He was elated recently to actually, as he said “receive pay for a performance,” which he feels gives him professional status.
His major work, of course, is the services he provides to the community on the reference desk at the Library. Today’s reference work is more complex than simply fielding questions on “where do I find?” (fill in the blanks.) Visitors to the Library often need help of a more technologically advanced kind. And that’s where Hall’s special talents come into play.
For instance, there is no longer a public-use copier in the Library (the company providing this service decided to end it), which means a patron can either choose to go down to the local UPS store and pay for copies or Hall can help the user scan a document and then print it. It’s a bit more complex, but it’s free and Hall is there to assist.
Recently, Rand said, a patron with low vision needed help installing library apps on their computer. Support services such as this are part of Hall’s “Book a Librarian” office hours, offered every Tuesday evening from 7 to 8:30 p.m. With a phone call to the Library, you can reserve a 30-minute session for one-on-one tech help to learn how to check out eBooks and eAudio, use online resources, set up new online accounts, and organize digital photographs. To get help, phone 781-275-9440, ext. 3.
Hall described another rewarding patron interaction that involved a researcher who needed help locating references in journals and books, perhaps a more typical reference service.

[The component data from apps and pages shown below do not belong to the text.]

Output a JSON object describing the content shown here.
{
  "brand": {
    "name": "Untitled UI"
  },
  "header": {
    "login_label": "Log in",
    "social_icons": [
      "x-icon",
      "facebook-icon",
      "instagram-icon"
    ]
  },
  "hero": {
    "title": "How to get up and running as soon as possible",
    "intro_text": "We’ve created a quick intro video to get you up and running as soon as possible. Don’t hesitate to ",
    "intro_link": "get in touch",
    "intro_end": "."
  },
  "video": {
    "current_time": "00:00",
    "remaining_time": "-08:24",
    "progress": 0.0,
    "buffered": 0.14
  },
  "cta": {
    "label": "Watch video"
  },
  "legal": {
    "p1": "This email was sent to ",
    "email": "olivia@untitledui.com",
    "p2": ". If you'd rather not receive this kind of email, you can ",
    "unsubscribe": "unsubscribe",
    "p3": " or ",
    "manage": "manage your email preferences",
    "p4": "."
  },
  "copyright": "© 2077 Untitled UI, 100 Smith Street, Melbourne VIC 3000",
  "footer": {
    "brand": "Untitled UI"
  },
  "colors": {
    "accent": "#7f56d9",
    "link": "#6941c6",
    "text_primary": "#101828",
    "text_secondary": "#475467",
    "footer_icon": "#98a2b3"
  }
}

Rand Hall joined the Bedford Library staff in 2014. During an initial interview with The Citizen at that time, he mentioned that he was an enthusiastic video gamer, a hobby he still enjoys. In looking at the information world outside the Library, Rand mentioned he follows a website called Ground News (https.//web.ground.news) that presents the news from multiple perspectives, categorizing the reporting on a scale from left to center to right. As for today’s hot issue, artificial intelligence, Hall says he has only dabbled in AI.
During the pandemic when much of Hall’s work was by phone or online, he developed and completed a website to present the full text — emended and annotated — of every noteworthy out-of-copyright history of Bedford. Two works that are cited more than any others are Abram English Brown’s “History of the Town of Bedford,” (1891) and Kathleen Kelly Broomer’s “Historic Properties and Neighborhoods” (2015), an invaluable resource for learning about homes and buildings in town.
Two other works cited frequently are: “The Bedford Flag Unfurled” (2000) – the history of the Bedford Flag by Town Historian Sharon McDonald and “The Bedford Sampler, a communal history of Bedford,” compiled and edited by the Friends of the Bedford Free Public Library. This one is basically a cookbook with some town history and it’s fun to browse to see what local cooks were preparing in the 1960s. You can find these books in the Bedford Room.